# [Exercise objective]
Copy each line in the data below that contains the word "JSON".

(Dataset excerpts)
══════════

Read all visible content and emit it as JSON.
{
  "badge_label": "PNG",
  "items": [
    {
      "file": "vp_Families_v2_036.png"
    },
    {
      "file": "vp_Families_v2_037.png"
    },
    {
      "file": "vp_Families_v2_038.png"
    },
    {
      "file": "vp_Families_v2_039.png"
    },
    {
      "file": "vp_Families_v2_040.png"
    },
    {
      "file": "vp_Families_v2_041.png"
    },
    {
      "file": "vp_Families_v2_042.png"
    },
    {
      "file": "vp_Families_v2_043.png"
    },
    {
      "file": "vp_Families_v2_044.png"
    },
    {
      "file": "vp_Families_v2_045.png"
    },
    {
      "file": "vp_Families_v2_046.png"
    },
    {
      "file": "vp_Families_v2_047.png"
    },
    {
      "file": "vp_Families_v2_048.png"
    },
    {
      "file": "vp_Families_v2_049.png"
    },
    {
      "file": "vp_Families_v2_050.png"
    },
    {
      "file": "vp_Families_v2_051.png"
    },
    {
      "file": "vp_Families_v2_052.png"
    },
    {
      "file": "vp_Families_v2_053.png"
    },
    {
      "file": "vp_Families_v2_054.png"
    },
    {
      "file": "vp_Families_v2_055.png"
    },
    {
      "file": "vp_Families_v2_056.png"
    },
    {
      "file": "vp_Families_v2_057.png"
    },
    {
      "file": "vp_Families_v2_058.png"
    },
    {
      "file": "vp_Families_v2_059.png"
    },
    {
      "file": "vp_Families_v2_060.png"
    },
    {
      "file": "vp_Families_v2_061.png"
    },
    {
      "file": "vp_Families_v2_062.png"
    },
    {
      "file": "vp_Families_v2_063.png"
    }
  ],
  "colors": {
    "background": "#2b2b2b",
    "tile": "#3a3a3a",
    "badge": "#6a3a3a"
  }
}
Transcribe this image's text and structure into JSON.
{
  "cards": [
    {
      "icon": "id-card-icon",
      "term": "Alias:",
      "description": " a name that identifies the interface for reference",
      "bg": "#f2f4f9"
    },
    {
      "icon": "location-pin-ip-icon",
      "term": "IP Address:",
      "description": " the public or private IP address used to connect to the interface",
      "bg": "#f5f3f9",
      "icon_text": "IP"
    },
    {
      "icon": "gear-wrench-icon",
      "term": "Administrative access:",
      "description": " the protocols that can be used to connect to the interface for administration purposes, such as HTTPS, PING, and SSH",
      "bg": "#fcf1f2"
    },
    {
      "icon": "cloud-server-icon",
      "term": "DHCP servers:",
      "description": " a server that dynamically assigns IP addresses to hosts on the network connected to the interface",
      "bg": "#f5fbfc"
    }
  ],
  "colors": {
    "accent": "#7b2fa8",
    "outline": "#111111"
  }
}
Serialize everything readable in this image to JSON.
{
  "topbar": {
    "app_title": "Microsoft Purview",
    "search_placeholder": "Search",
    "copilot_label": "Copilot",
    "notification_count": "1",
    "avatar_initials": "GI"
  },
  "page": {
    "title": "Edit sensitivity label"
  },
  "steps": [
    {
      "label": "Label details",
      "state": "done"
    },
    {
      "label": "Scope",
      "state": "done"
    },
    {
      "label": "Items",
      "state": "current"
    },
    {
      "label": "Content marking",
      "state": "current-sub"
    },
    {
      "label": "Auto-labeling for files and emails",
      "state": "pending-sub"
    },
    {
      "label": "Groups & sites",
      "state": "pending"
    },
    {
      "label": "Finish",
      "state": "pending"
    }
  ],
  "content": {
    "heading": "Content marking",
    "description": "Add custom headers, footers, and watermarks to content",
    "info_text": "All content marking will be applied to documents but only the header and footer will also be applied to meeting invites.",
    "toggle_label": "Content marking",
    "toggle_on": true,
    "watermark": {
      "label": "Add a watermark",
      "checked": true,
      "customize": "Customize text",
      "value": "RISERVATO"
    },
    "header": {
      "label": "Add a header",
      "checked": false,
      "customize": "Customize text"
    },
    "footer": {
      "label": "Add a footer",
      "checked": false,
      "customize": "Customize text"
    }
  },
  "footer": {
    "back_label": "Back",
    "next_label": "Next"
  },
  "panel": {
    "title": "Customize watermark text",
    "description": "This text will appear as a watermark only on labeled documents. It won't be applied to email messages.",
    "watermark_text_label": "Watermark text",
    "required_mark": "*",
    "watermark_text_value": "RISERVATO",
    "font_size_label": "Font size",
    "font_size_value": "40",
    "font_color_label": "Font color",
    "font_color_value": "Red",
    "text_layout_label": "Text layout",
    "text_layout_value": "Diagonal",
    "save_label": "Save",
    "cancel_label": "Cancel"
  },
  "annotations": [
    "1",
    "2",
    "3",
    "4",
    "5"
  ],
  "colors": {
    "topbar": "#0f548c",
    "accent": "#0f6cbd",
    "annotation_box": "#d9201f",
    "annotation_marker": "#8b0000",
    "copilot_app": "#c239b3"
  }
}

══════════

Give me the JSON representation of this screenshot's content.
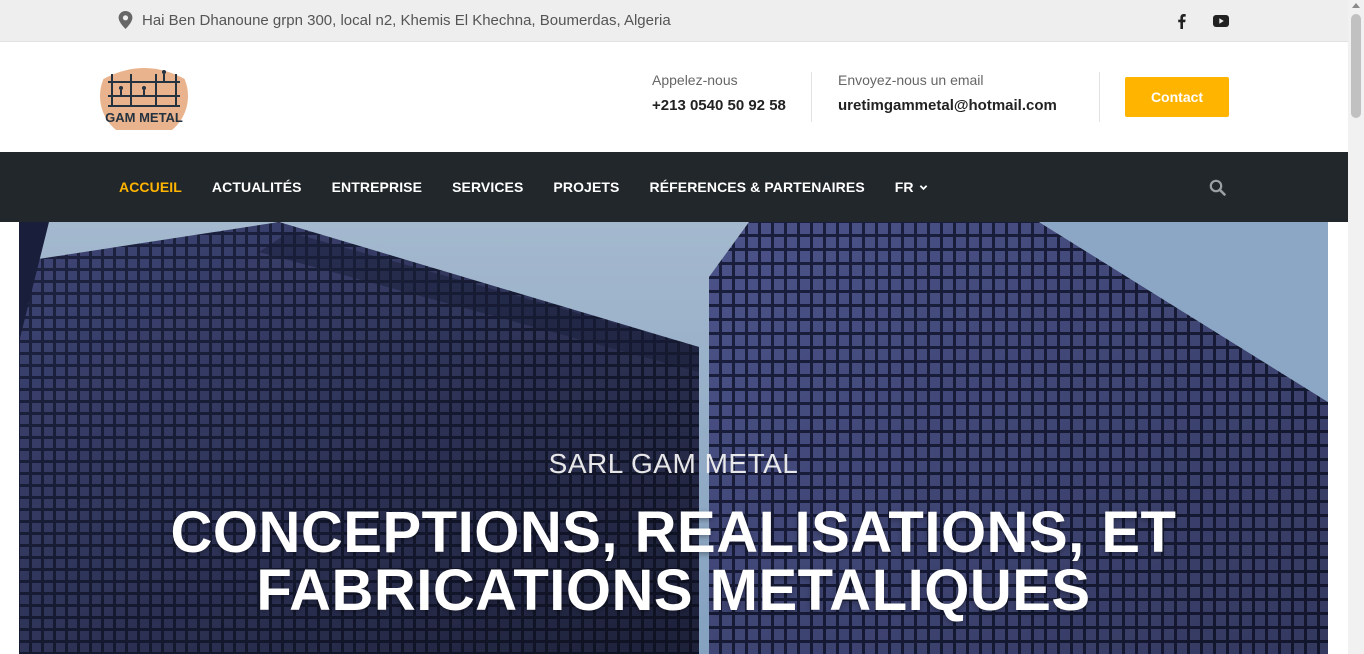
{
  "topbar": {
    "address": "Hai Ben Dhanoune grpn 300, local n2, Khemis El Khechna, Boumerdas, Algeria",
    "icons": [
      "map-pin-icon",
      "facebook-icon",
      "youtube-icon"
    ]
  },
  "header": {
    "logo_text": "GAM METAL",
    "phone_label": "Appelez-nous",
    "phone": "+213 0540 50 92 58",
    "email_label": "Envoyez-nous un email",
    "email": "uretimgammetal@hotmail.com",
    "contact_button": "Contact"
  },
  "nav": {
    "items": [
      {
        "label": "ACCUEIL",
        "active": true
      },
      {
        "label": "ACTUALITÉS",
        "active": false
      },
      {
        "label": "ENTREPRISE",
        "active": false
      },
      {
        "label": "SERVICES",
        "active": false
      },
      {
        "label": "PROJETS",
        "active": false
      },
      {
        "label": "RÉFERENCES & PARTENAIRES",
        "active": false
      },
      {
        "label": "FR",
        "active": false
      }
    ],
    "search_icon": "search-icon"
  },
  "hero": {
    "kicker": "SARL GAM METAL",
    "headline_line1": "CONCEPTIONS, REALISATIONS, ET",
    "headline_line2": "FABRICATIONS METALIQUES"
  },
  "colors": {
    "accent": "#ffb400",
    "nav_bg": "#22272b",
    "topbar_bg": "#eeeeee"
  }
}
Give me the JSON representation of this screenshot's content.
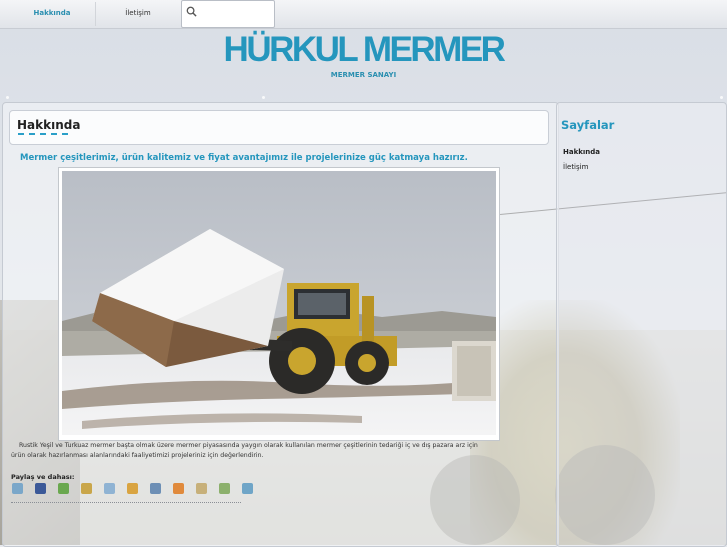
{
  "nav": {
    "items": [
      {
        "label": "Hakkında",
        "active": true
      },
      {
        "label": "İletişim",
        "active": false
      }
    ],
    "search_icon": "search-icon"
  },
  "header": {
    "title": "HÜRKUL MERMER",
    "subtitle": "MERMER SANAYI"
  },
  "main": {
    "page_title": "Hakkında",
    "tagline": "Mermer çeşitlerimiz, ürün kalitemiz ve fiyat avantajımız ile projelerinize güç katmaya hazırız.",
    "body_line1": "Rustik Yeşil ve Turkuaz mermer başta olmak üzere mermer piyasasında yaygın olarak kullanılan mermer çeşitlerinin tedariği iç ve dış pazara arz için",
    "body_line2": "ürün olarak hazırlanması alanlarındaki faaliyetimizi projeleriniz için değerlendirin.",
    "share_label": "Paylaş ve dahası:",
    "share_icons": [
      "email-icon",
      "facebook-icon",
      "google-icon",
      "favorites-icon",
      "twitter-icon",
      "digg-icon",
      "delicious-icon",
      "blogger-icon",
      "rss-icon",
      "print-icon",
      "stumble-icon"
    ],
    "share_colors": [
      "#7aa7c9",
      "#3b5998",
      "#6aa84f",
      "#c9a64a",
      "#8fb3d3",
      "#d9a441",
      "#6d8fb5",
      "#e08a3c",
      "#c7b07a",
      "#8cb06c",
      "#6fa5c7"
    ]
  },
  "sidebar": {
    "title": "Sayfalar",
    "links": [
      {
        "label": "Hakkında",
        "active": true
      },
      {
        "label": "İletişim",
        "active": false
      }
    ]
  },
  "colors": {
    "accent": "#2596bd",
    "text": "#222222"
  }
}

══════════

# [Answer section]
Read all visible content and emit it as JSON.
Transcribe this image's text and structure into JSON.
Serialize everything readable in this image to JSON.
Give me the JSON representation of this screenshot's content.
Give me the JSON representation of this screenshot's content.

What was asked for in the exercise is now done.